**How I failed to solve Math Olympiad Problem 3**. And you thought I'd only post if I succeeded! Well you didn't think anything, but if you had thought about it maybe

Anyway, the exercise is thusly

One first shows that any prime number can only have two

*smaller* neighbors in any circle. So let p be a prime number and A,B be its two neighbors in the first circle. There are x,y such that

(1) x + x^2 + k = pA

(2) y + y^2 + k = pB

Wlog x > y. Subtracting (2) from (1) yields

p(A-B) = x + x^2 + k - y - y^2 - k = (x^2-y^2) + (x-y) = (x-y)(x+y) + (x-y) = (x-y)(x+y+1)

Since p is a prime number, it follows that p | x-y or p | x+y+1. (The | means "divides"). Suppose p|x-y. Then p <= x-y so p <= x or p <= y. Wlog p <= x. Then we find a contradiction via

pA = x + x^2 + k > x^2 >= p^2 > pA

So we must have p | x + y + 1, which means Np = x + y + 1 for some natural number N. Suppose N >= 2. Then x+y+1 >= 2p which again means x >= p or y>=p, so we get the same contradiction as above.

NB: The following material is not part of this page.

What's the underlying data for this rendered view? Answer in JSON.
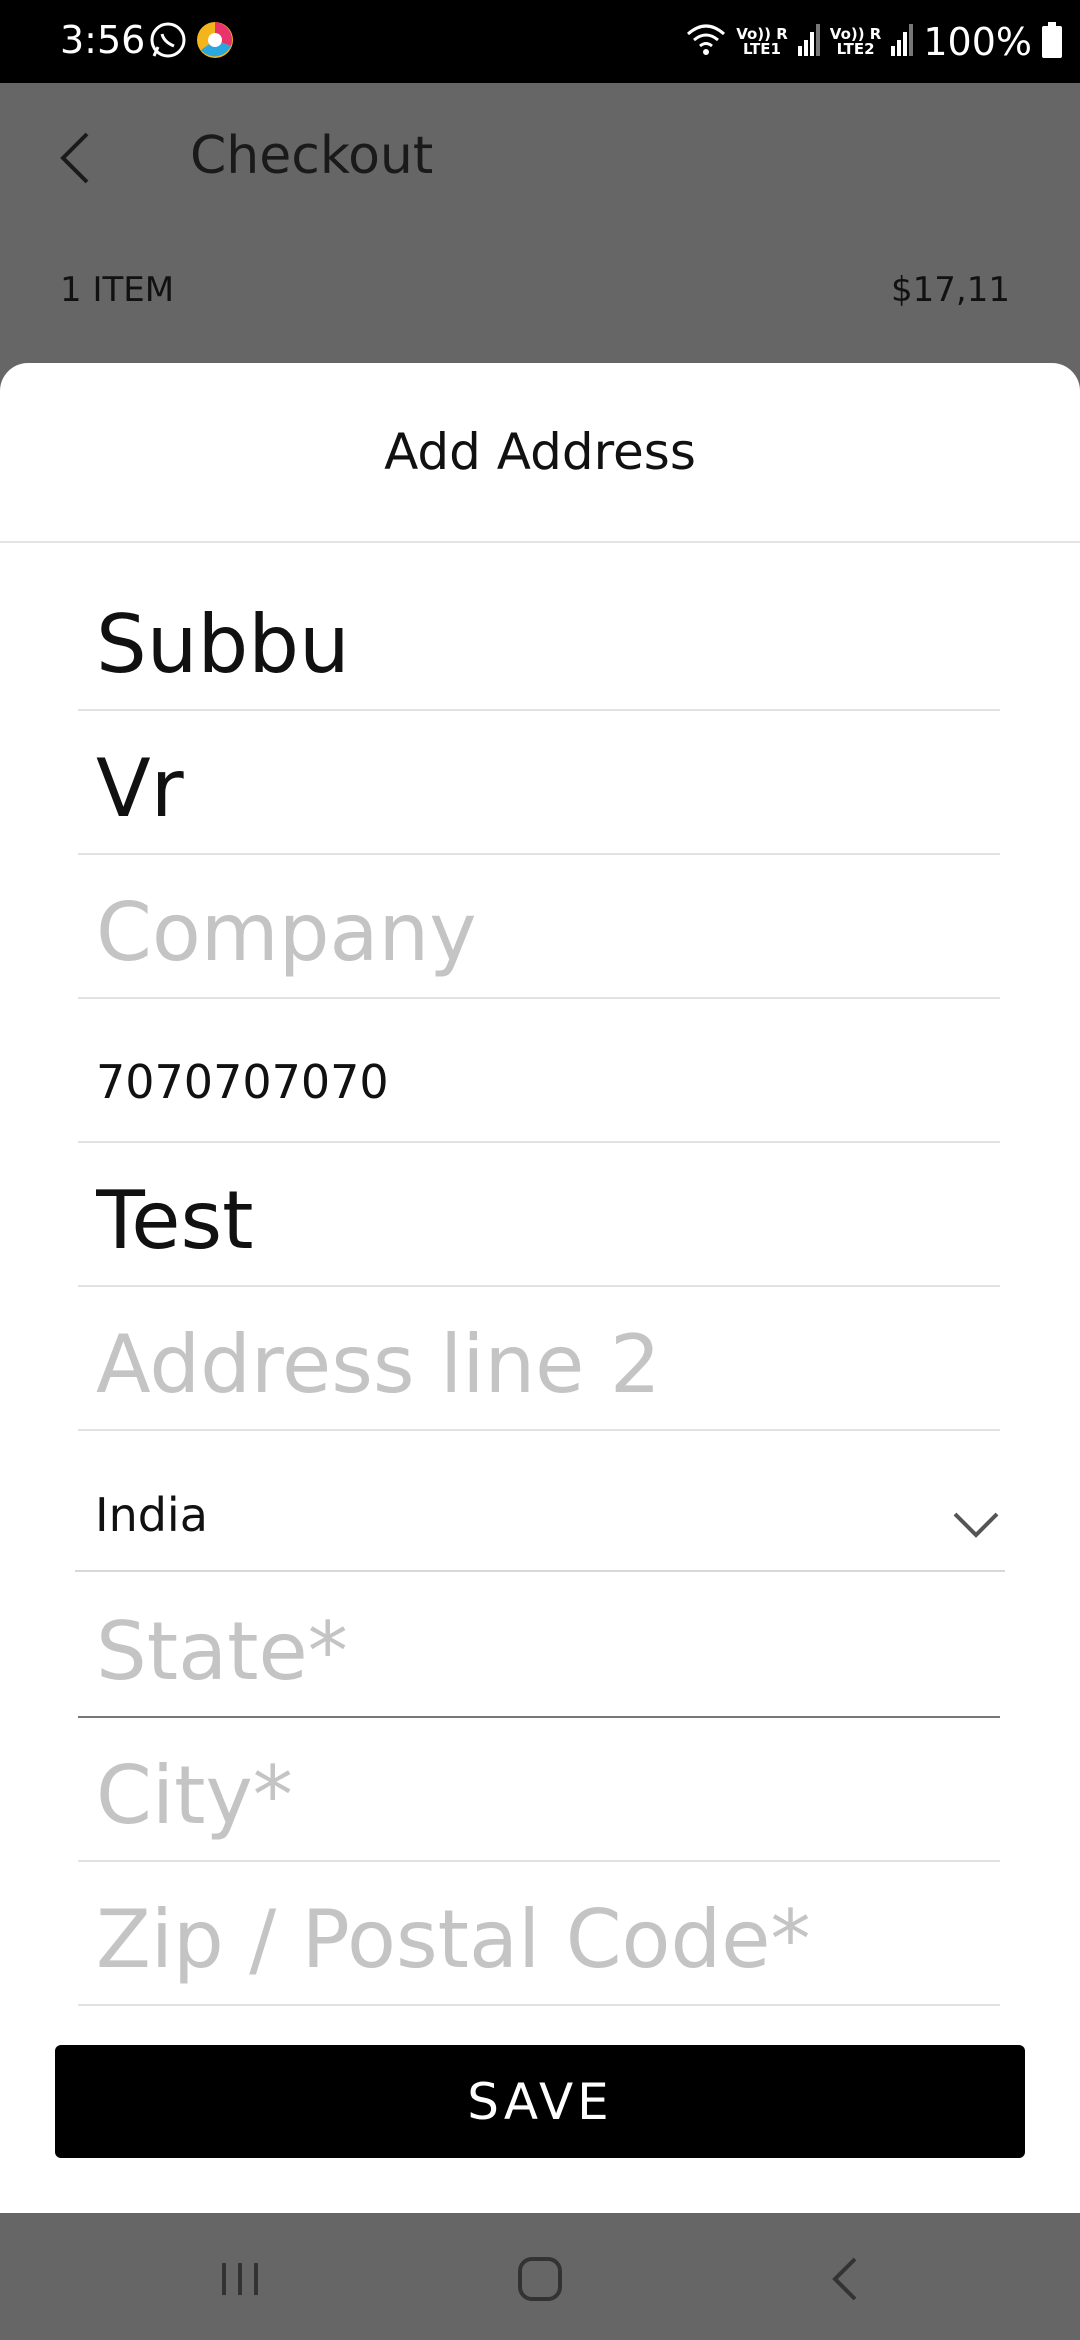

Therefore, p = x+y+1.

Now let C be an arbitrary other prime that's a smaller neighbor of p in some circle. Using the circle property, we find a number z such that

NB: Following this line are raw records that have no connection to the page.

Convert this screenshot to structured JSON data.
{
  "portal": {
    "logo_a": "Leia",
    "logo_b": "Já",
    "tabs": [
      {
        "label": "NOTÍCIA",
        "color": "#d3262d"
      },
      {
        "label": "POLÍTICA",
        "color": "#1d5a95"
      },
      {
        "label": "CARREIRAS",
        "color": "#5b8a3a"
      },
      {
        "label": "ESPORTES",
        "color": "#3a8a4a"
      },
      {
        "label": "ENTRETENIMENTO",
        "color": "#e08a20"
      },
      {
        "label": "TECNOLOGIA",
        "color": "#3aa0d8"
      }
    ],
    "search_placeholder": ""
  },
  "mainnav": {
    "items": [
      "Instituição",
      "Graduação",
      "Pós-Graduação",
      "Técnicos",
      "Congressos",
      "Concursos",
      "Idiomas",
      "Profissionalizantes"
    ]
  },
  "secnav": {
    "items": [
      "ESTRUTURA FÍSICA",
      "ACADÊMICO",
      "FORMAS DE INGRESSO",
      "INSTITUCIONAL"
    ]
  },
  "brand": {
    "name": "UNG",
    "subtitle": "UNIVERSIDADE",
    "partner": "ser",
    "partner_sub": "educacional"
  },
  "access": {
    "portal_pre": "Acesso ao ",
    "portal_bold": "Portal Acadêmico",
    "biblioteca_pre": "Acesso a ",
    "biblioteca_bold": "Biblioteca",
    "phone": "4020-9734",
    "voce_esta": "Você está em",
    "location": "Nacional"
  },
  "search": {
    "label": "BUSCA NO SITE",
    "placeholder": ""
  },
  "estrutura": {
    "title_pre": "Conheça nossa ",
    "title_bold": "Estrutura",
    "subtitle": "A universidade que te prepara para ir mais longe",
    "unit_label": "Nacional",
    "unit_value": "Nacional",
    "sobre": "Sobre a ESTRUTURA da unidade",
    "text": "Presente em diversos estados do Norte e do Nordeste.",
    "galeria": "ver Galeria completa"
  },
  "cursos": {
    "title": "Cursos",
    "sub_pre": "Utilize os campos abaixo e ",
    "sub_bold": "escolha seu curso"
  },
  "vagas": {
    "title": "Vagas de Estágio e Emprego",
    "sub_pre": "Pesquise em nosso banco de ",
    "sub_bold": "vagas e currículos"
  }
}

(3) z + z^2 + k = pC

subtracting (3) from (1) and doing the same steps as before yields

(x-z)(x+z+1) = p(A-C)

If p(A-C) = 0, then C=A. Otherwise, the same argument as above shows that p = x+z+1. But then x+y+1=x+z+1 and hence y=z. Then pB = y+y^2+k = z+z^2+k = pC and hence C=B. So either C=A or C=B.

I figured this all out, too! So in particular, the largest prime number of the set has fixed neighbors (since it can only have smaller neighbors). Sounds very promising. Moreover, by comparing edges, you really restrict what prime numbers come next. Like if the circle starts A -- p -- B with x the integer sitting on the edge between A and p, then the next integer is either x - NA or (N+1)A-x-1, where N is the largest integer such that x-NA is still above 0. Also, the function f(x) = x^2 + x + k actually comes out the same for x-(N+1)A and (N+1)A-x-1; I really thought that would be significant. Anyway, there are only two choices how to continue the circle, and we can compute them exactly! Feels like that's really close!

And I could not conclude the proof from there. I could not. For the life of me. Figure out. How. To. Get. This. Stupid. Fucking. Lemma. Proven. From. Here. I. Couldn't. Do it.

Moreover, I found this:

This abomination that you currently see on your screen

~~photographed with a Q3 Leica Monocrhome Hyperflux Edition~~ is an example of 4 prime numbers and two paths between them (k=31). Essentially, you can go (A,B,C,D) and also (A,C,B,D).

"Why is this significant?" you ask, clueless about the problem. Thanks for asking! It's significant because if we find any path between A and D, here 3 and 53 -- ANY PATH, whether it includes 0 or 2 or 47 or 2873766663299276 extra prime numbers -- then we will have found two circles with this property. So you now need to show that there is no way to do this. Or in other words, you cannot solve this problem by looking at a local segment of this graph. I found this monstrosity in trying to prove that it could not exist. This is probably a metaphor for something. Also what the fuck how is this provable now?

Anyway, here's how you actually prove the lemma. Remember the formula (x-y)(x+y+1) = p(A-B)? No? Ok. Well it was there. Also x^2 + x + k = pA. Anyway, no I'm not typing this all why would you ask that. Here's the photographed version:

The point is that epsilon chosen as here connects A and B, which are the two neighbors of p. So not only are the two neighbors of the largest prime fixed, but they connect as well. And that proves the lemma because you can now proceed by induction -- not over nodes in the given set of circles, which is what I tried, but over all possible sets by size -- if the lemma is true for sets of primes of size 4, well take a set of 5 primes, delete the largest node, connect its two neighbors, and you get a set of size 4 with otherwise identical connections. Base case is n=3 where there is only one possible circle. QED. My arm hurts.

I came close to this, too; I tried something with epsilon before, but I defined it as A-B rather than x-A, and then nothing works, and then I never went there again bc it didn't seem useful.